Component data from apps and pages

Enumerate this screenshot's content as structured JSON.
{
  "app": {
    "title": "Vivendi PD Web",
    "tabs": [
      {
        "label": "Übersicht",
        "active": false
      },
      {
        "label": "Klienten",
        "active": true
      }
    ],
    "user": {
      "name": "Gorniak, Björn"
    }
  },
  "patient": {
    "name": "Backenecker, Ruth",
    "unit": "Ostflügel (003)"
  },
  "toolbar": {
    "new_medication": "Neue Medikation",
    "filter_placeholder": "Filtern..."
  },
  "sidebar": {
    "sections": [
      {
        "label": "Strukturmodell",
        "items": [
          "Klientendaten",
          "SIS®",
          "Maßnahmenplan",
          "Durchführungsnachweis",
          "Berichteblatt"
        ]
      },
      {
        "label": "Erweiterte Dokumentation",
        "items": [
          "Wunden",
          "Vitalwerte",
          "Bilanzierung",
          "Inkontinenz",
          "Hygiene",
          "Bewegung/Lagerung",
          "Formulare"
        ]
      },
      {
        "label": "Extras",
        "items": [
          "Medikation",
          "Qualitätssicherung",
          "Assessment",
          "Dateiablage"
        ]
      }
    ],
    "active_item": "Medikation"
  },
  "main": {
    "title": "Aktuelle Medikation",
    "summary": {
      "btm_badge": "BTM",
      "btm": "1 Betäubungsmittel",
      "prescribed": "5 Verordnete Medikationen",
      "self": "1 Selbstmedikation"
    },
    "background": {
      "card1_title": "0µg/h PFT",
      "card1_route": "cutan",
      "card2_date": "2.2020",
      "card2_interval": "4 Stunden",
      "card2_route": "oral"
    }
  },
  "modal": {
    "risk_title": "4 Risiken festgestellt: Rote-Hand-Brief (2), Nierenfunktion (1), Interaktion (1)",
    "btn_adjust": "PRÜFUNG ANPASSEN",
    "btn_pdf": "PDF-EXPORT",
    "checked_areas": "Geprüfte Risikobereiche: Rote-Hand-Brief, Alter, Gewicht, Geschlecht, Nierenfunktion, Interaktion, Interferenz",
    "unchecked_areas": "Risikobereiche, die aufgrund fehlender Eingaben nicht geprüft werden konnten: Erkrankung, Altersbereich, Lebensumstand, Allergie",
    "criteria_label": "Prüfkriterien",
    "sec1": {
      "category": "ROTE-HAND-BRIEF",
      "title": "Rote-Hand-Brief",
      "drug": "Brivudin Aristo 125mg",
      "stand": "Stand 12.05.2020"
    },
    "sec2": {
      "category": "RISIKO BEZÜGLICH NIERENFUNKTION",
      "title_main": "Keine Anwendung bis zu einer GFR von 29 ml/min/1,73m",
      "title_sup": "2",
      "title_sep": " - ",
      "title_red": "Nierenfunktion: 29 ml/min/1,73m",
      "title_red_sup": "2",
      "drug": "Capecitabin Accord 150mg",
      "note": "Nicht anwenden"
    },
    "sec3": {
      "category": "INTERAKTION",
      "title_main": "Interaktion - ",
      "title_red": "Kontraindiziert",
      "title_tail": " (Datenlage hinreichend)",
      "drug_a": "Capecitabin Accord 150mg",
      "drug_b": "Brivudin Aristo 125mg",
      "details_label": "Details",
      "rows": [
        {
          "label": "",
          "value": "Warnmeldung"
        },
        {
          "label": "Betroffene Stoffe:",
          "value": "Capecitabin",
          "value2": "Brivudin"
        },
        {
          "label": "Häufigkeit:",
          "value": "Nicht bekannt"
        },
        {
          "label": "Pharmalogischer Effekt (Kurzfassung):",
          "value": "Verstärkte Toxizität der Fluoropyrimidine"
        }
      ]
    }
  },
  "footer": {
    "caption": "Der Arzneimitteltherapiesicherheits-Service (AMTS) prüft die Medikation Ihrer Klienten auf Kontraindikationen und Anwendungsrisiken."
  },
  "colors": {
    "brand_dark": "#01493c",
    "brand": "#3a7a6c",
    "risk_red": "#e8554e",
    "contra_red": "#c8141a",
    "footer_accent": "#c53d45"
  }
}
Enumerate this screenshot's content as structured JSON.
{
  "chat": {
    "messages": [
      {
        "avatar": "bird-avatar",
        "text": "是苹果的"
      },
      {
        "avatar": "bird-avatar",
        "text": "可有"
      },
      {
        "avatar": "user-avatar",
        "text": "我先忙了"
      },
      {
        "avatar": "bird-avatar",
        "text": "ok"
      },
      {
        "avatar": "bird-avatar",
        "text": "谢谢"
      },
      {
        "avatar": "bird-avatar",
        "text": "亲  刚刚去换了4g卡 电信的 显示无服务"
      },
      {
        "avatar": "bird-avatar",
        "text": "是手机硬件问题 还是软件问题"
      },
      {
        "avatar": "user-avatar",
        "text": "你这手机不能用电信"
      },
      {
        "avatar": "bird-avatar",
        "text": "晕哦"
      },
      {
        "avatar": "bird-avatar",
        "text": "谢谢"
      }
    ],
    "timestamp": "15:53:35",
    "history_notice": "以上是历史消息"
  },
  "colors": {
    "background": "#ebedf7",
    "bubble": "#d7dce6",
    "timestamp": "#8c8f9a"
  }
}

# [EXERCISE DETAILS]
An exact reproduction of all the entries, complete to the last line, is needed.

# [ANSWER TO THIS EXERCISE]
Enumerate this screenshot's content as structured JSON.
{
  "app": {
    "title": "Vivendi PD Web",
    "tabs": [
      {
        "label": "Übersicht",
        "active": false
      },
      {
        "label": "Klienten",
        "active": true
      }
    ],
    "user": {
      "name": "Gorniak, Björn"
    }
  },
  "patient": {
    "name": "Backenecker, Ruth",
    "unit": "Ostflügel (003)"
  },
  "toolbar": {
    "new_medication": "Neue Medikation",
    "filter_placeholder": "Filtern..."
  },
  "sidebar": {
    "sections": [
      {
        "label": "Strukturmodell",
        "items": [
          "Klientendaten",
          "SIS®",
          "Maßnahmenplan",
          "Durchführungsnachweis",
          "Berichteblatt"
        ]
      },
      {
        "label": "Erweiterte Dokumentation",
        "items": [
          "Wunden",
          "Vitalwerte",
          "Bilanzierung",
          "Inkontinenz",
          "Hygiene",
          "Bewegung/Lagerung",
          "Formulare"
        ]
      },
      {
        "label": "Extras",
        "items": [
          "Medikation",
          "Qualitätssicherung",
          "Assessment",
          "Dateiablage"
        ]
      }
    ],
    "active_item": "Medikation"
  },
  "main": {
    "title": "Aktuelle Medikation",
    "summary": {
      "btm_badge": "BTM",
      "btm": "1 Betäubungsmittel",
      "prescribed": "5 Verordnete Medikationen",
      "self": "1 Selbstmedikation"
    },
    "background": {
      "card1_title": "0µg/h PFT",
      "card1_route": "cutan",
      "card2_date": "2.2020",
      "card2_interval": "4 Stunden",
      "card2_route": "oral"
    }
  },
  "modal": {
    "risk_title": "4 Risiken festgestellt: Rote-Hand-Brief (2), Nierenfunktion (1), Interaktion (1)",
    "btn_adjust": "PRÜFUNG ANPASSEN",
    "btn_pdf": "PDF-EXPORT",
    "checked_areas": "Geprüfte Risikobereiche: Rote-Hand-Brief, Alter, Gewicht, Geschlecht, Nierenfunktion, Interaktion, Interferenz",
    "unchecked_areas": "Risikobereiche, die aufgrund fehlender Eingaben nicht geprüft werden konnten: Erkrankung, Altersbereich, Lebensumstand, Allergie",
    "criteria_label": "Prüfkriterien",
    "sec1": {
      "category": "ROTE-HAND-BRIEF",
      "title": "Rote-Hand-Brief",
      "drug": "Brivudin Aristo 125mg",
      "stand": "Stand 12.05.2020"
    },
    "sec2": {
      "category": "RISIKO BEZÜGLICH NIERENFUNKTION",
      "title_main": "Keine Anwendung bis zu einer GFR von 29 ml/min/1,73m",
      "title_sup": "2",
      "title_sep": " - ",
      "title_red": "Nierenfunktion: 29 ml/min/1,73m",
      "title_red_sup": "2",
      "drug": "Capecitabin Accord 150mg",
      "note": "Nicht anwenden"
    },
    "sec3": {
      "category": "INTERAKTION",
      "title_main": "Interaktion - ",
      "title_red": "Kontraindiziert",
      "title_tail": " (Datenlage hinreichend)",
      "drug_a": "Capecitabin Accord 150mg",
      "drug_b": "Brivudin Aristo 125mg",
      "details_label": "Details",
      "rows": [
        {
          "label": "",
          "value": "Warnmeldung"
        },
        {
          "label": "Betroffene Stoffe:",
          "value": "Capecitabin",
          "value2": "Brivudin"
        },
        {
          "label": "Häufigkeit:",
          "value": "Nicht bekannt"
        },
        {
          "label": "Pharmalogischer Effekt (Kurzfassung):",
          "value": "Verstärkte Toxizität der Fluoropyrimidine"
        }
      ]
    }
  },
  "footer": {
    "caption": "Der Arzneimitteltherapiesicherheits-Service (AMTS) prüft die Medikation Ihrer Klienten auf Kontraindikationen und Anwendungsrisiken."
  },
  "colors": {
    "brand_dark": "#01493c",
    "brand": "#3a7a6c",
    "risk_red": "#e8554e",
    "contra_red": "#c8141a",
    "footer_accent": "#c53d45"
  }
}
Enumerate this screenshot's content as structured JSON.
{
  "chat": {
    "messages": [
      {
        "avatar": "bird-avatar",
        "text": "是苹果的"
      },
      {
        "avatar": "bird-avatar",
        "text": "可有"
      },
      {
        "avatar": "user-avatar",
        "text": "我先忙了"
      },
      {
        "avatar": "bird-avatar",
        "text": "ok"
      },
      {
        "avatar": "bird-avatar",
        "text": "谢谢"
      },
      {
        "avatar": "bird-avatar",
        "text": "亲  刚刚去换了4g卡 电信的 显示无服务"
      },
      {
        "avatar": "bird-avatar",
        "text": "是手机硬件问题 还是软件问题"
      },
      {
        "avatar": "user-avatar",
        "text": "你这手机不能用电信"
      },
      {
        "avatar": "bird-avatar",
        "text": "晕哦"
      },
      {
        "avatar": "bird-avatar",
        "text": "谢谢"
      }
    ],
    "timestamp": "15:53:35",
    "history_notice": "以上是历史消息"
  },
  "colors": {
    "background": "#ebedf7",
    "bubble": "#d7dce6",
    "timestamp": "#8c8f9a"
  }
}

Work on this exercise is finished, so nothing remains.